- **ACTION ITEM**:
Search term "JSON": please copy every line of the records below that contains it.

- **EXERCISE INPUT**:
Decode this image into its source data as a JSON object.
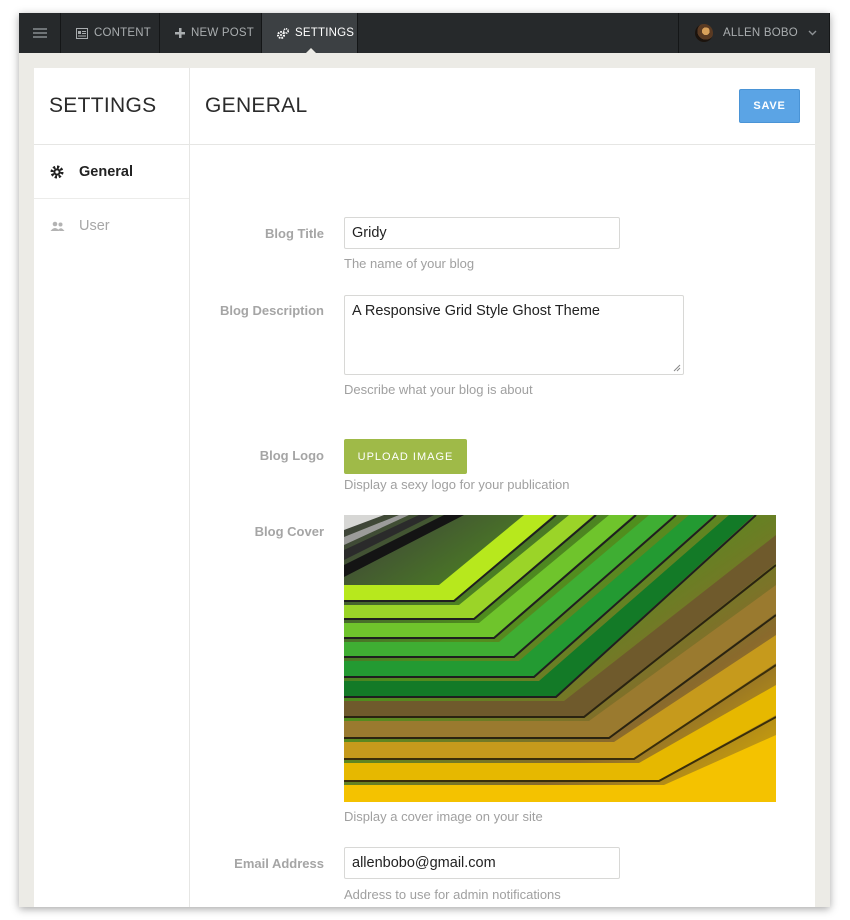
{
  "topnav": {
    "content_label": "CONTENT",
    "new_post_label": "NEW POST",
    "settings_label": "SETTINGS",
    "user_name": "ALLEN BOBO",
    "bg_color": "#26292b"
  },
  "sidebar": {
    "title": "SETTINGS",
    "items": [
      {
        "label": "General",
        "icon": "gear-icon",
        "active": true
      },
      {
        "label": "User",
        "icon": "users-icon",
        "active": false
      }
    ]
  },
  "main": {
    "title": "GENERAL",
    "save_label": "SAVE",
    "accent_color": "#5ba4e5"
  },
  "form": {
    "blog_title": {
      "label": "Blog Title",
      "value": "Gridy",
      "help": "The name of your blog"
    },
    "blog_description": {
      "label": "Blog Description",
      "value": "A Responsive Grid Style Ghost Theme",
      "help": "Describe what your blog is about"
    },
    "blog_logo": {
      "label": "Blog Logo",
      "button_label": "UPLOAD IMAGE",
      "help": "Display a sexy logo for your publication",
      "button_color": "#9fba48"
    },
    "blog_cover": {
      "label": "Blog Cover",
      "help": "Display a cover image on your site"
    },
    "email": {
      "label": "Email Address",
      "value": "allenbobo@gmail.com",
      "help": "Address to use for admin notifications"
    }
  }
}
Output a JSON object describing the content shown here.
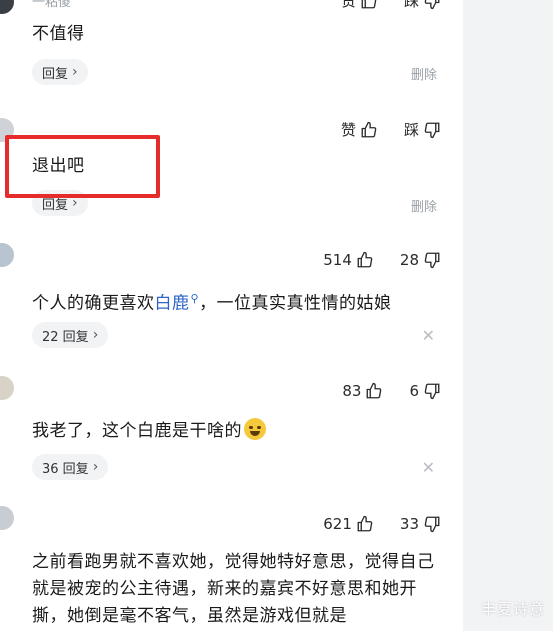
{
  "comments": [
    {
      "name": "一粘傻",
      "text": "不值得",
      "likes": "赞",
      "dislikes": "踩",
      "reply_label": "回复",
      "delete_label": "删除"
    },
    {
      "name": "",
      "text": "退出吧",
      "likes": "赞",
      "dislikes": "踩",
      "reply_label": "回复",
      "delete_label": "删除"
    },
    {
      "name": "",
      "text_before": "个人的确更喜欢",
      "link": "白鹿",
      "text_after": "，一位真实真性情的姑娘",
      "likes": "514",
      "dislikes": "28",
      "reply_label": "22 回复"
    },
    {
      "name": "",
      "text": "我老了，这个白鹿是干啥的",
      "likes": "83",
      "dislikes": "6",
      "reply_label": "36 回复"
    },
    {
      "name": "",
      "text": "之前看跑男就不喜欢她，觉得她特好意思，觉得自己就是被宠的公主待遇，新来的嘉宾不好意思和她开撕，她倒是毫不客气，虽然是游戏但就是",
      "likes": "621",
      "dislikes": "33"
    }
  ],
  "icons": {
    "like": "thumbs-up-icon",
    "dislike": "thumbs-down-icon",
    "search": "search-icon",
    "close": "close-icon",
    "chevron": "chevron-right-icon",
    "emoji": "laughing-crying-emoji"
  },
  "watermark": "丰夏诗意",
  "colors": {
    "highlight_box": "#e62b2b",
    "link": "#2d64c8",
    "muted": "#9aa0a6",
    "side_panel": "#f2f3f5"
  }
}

- **SOLUTION TO THE EXERCISE**:
Decode this image into its source data as a JSON object.
Output a JSON object describing the content shown here.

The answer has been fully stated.